JOHN C. HAGAN III, MD
I know Tom Harbin, MD, as I trained at Emory University. He is an exemplary physician, and I believe his narration of the mess that Dwight Cavanagh, MD, made during his tenure at Emory. My thoughts are that I, and likely other alumni, was misled by the Emory Ophthalmology public relations staff about what was going on in the program during and after the events that the book narrates. My most important conclusion is that Emory University should acknowledge that David Campbell, MD, and Allen Gammon, MD, exhibited proper behavior, commend them, remove the reprimand against Dr. Campbell, and apologize to the public, alumni, and, most importantly, to the injured patients and their families for the University’s actions during and after Dr. Cavanagh’s chairmanship. This book is a must read for every ophthalmologist.
KARL G. STONECIPHER, MD
Waking up Blind is every ophthalmologist’s nightmare. Not even Stephen King could have crafted a better scare for the eye surgeon. In the case of a bilateral procedure, refractive surgeons worry about data entry errors, axis of astigmatism errors, and, worst of all, patient chart exchanges because of similar names or information. With unilateral surgery, cataract surgeons worry about implanting the wrong lens, pulling the wrong patient’s chart, and, of course, operating on the wrong eye.
Waking up Blind is a reminder to us all to incorporate checklists into our operative routines. Just as pilots check their plane before each flight, we must check each patient and the data related to that patient in a stepwise fashion. Without doing so, we will find ourselves a character in a hypothetical novel called Waking up Broke and Destitute After Being in a Courtroom With Twelve of Our Peers.
STEPHEN A. UPDEGRAFF, MD

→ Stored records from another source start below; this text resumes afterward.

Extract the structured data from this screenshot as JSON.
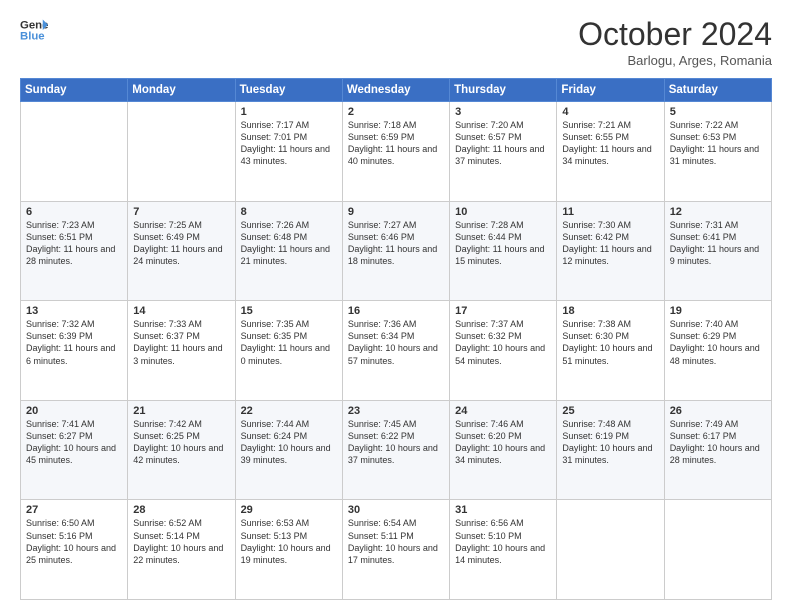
{
  "header": {
    "logo_line1": "General",
    "logo_line2": "Blue",
    "month": "October 2024",
    "location": "Barlogu, Arges, Romania"
  },
  "days_of_week": [
    "Sunday",
    "Monday",
    "Tuesday",
    "Wednesday",
    "Thursday",
    "Friday",
    "Saturday"
  ],
  "weeks": [
    [
      {
        "day": "",
        "text": ""
      },
      {
        "day": "",
        "text": ""
      },
      {
        "day": "1",
        "text": "Sunrise: 7:17 AM\nSunset: 7:01 PM\nDaylight: 11 hours and 43 minutes."
      },
      {
        "day": "2",
        "text": "Sunrise: 7:18 AM\nSunset: 6:59 PM\nDaylight: 11 hours and 40 minutes."
      },
      {
        "day": "3",
        "text": "Sunrise: 7:20 AM\nSunset: 6:57 PM\nDaylight: 11 hours and 37 minutes."
      },
      {
        "day": "4",
        "text": "Sunrise: 7:21 AM\nSunset: 6:55 PM\nDaylight: 11 hours and 34 minutes."
      },
      {
        "day": "5",
        "text": "Sunrise: 7:22 AM\nSunset: 6:53 PM\nDaylight: 11 hours and 31 minutes."
      }
    ],
    [
      {
        "day": "6",
        "text": "Sunrise: 7:23 AM\nSunset: 6:51 PM\nDaylight: 11 hours and 28 minutes."
      },
      {
        "day": "7",
        "text": "Sunrise: 7:25 AM\nSunset: 6:49 PM\nDaylight: 11 hours and 24 minutes."
      },
      {
        "day": "8",
        "text": "Sunrise: 7:26 AM\nSunset: 6:48 PM\nDaylight: 11 hours and 21 minutes."
      },
      {
        "day": "9",
        "text": "Sunrise: 7:27 AM\nSunset: 6:46 PM\nDaylight: 11 hours and 18 minutes."
      },
      {
        "day": "10",
        "text": "Sunrise: 7:28 AM\nSunset: 6:44 PM\nDaylight: 11 hours and 15 minutes."
      },
      {
        "day": "11",
        "text": "Sunrise: 7:30 AM\nSunset: 6:42 PM\nDaylight: 11 hours and 12 minutes."
      },
      {
        "day": "12",
        "text": "Sunrise: 7:31 AM\nSunset: 6:41 PM\nDaylight: 11 hours and 9 minutes."
      }
    ],
    [
      {
        "day": "13",
        "text": "Sunrise: 7:32 AM\nSunset: 6:39 PM\nDaylight: 11 hours and 6 minutes."
      },
      {
        "day": "14",
        "text": "Sunrise: 7:33 AM\nSunset: 6:37 PM\nDaylight: 11 hours and 3 minutes."
      },
      {
        "day": "15",
        "text": "Sunrise: 7:35 AM\nSunset: 6:35 PM\nDaylight: 11 hours and 0 minutes."
      },
      {
        "day": "16",
        "text": "Sunrise: 7:36 AM\nSunset: 6:34 PM\nDaylight: 10 hours and 57 minutes."
      },
      {
        "day": "17",
        "text": "Sunrise: 7:37 AM\nSunset: 6:32 PM\nDaylight: 10 hours and 54 minutes."
      },
      {
        "day": "18",
        "text": "Sunrise: 7:38 AM\nSunset: 6:30 PM\nDaylight: 10 hours and 51 minutes."
      },
      {
        "day": "19",
        "text": "Sunrise: 7:40 AM\nSunset: 6:29 PM\nDaylight: 10 hours and 48 minutes."
      }
    ],
    [
      {
        "day": "20",
        "text": "Sunrise: 7:41 AM\nSunset: 6:27 PM\nDaylight: 10 hours and 45 minutes."
      },
      {
        "day": "21",
        "text": "Sunrise: 7:42 AM\nSunset: 6:25 PM\nDaylight: 10 hours and 42 minutes."
      },
      {
        "day": "22",
        "text": "Sunrise: 7:44 AM\nSunset: 6:24 PM\nDaylight: 10 hours and 39 minutes."
      },
      {
        "day": "23",
        "text": "Sunrise: 7:45 AM\nSunset: 6:22 PM\nDaylight: 10 hours and 37 minutes."
      },
      {
        "day": "24",
        "text": "Sunrise: 7:46 AM\nSunset: 6:20 PM\nDaylight: 10 hours and 34 minutes."
      },
      {
        "day": "25",
        "text": "Sunrise: 7:48 AM\nSunset: 6:19 PM\nDaylight: 10 hours and 31 minutes."
      },
      {
        "day": "26",
        "text": "Sunrise: 7:49 AM\nSunset: 6:17 PM\nDaylight: 10 hours and 28 minutes."
      }
    ],
    [
      {
        "day": "27",
        "text": "Sunrise: 6:50 AM\nSunset: 5:16 PM\nDaylight: 10 hours and 25 minutes."
      },
      {
        "day": "28",
        "text": "Sunrise: 6:52 AM\nSunset: 5:14 PM\nDaylight: 10 hours and 22 minutes."
      },
      {
        "day": "29",
        "text": "Sunrise: 6:53 AM\nSunset: 5:13 PM\nDaylight: 10 hours and 19 minutes."
      },
      {
        "day": "30",
        "text": "Sunrise: 6:54 AM\nSunset: 5:11 PM\nDaylight: 10 hours and 17 minutes."
      },
      {
        "day": "31",
        "text": "Sunrise: 6:56 AM\nSunset: 5:10 PM\nDaylight: 10 hours and 14 minutes."
      },
      {
        "day": "",
        "text": ""
      },
      {
        "day": "",
        "text": ""
      }
    ]
  ]
}
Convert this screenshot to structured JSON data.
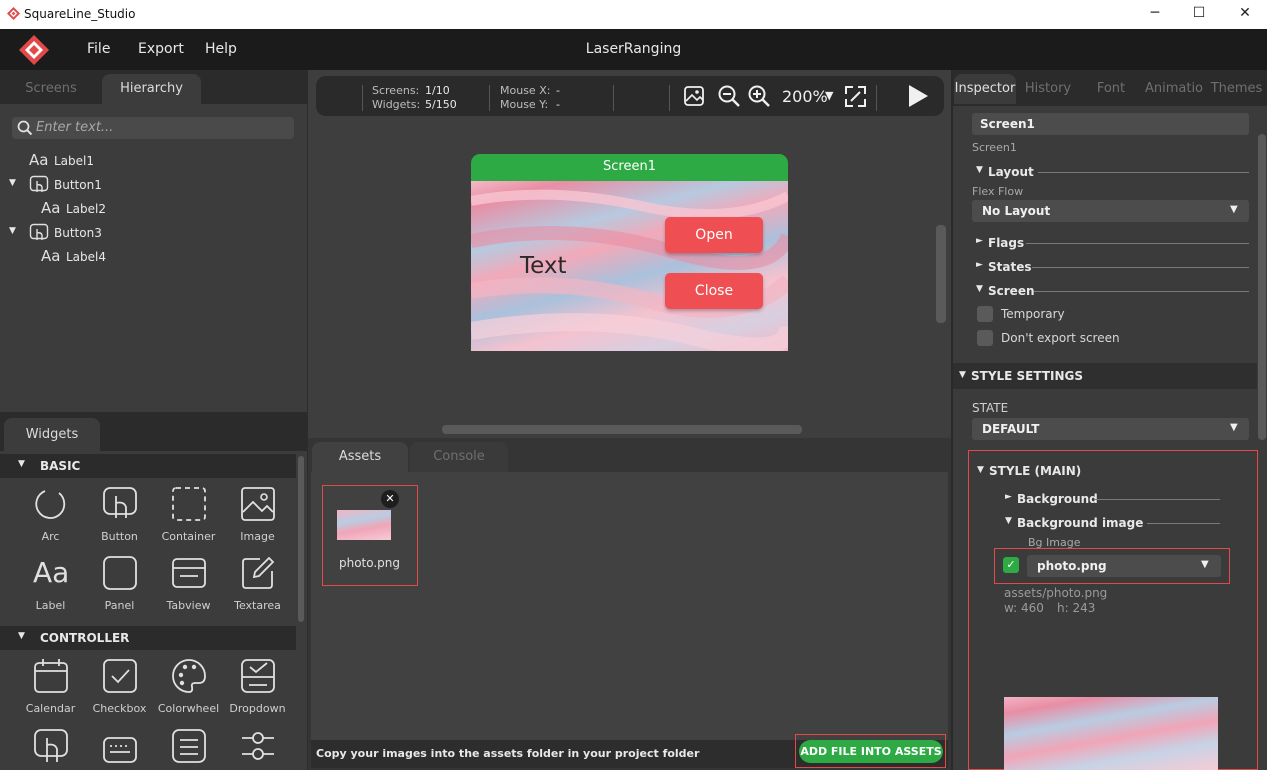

Parents try to teach their children to avoid “bad” people. Waking up Blind is a lesson about steering clear of those with “bad” character. As the book demonstrates, arrogance and a desire for power harmed countless patients and the lives of many well-intentioned professionals whose potential contributions to our field were put on hold. Dr. Harbin’s account is a lesson for every aspect of one’s life. He demonstrates that, as physicians, we are entrusted with a responsibility like no other. It was riveting to read about the bravery of the ophthalmologists who believed in and respected their responsibility with every fiber of their existence and made sacrifices for it. They are true heroes. Calvin Coolidge said it best: “Nothing in the world can take the place of persistence. Talent will not; nothing is more common than unsuccessful men with talent. Genius will not; unrewarded genius is almost a proverb. Education will not; the world is full of educated derelicts. Persistence and determination are omnipotent.”
Section Editor John F. Doane, MD, is in private practice with Discover Vision Centers in Kansas City, Missouri, and he is a clinical assistant professor with the Department of Ophthalmology, Kansas University Medical Center in Kansas City, Kansas. Dr. Doane may be reached at (816) 478-1230; email@example.com.
John C. Hagan III, MD, is the editor of Missouri Medicine: the Medical Journal of the Missouri State Medical Association. He practices ophthalmology at Discover Vision Centers in Kansas City, Missouri. Dr. Hagan may be reached at (816) 478-1230; firstname.lastname@example.org.
Karl G. Stonecipher, MD, is the director of refractive surgery at TLC in Greensboro, North Carolina. Dr. Stonecipher may be reached at (336) 288-8523; email@example.com.
Stephen A. Updegraff, MD, is the medical director of Updegraff Vision in St. Petersburg, Florida. Dr. Updegraff may be reached at (727) 822-4287; firstname.lastname@example.org.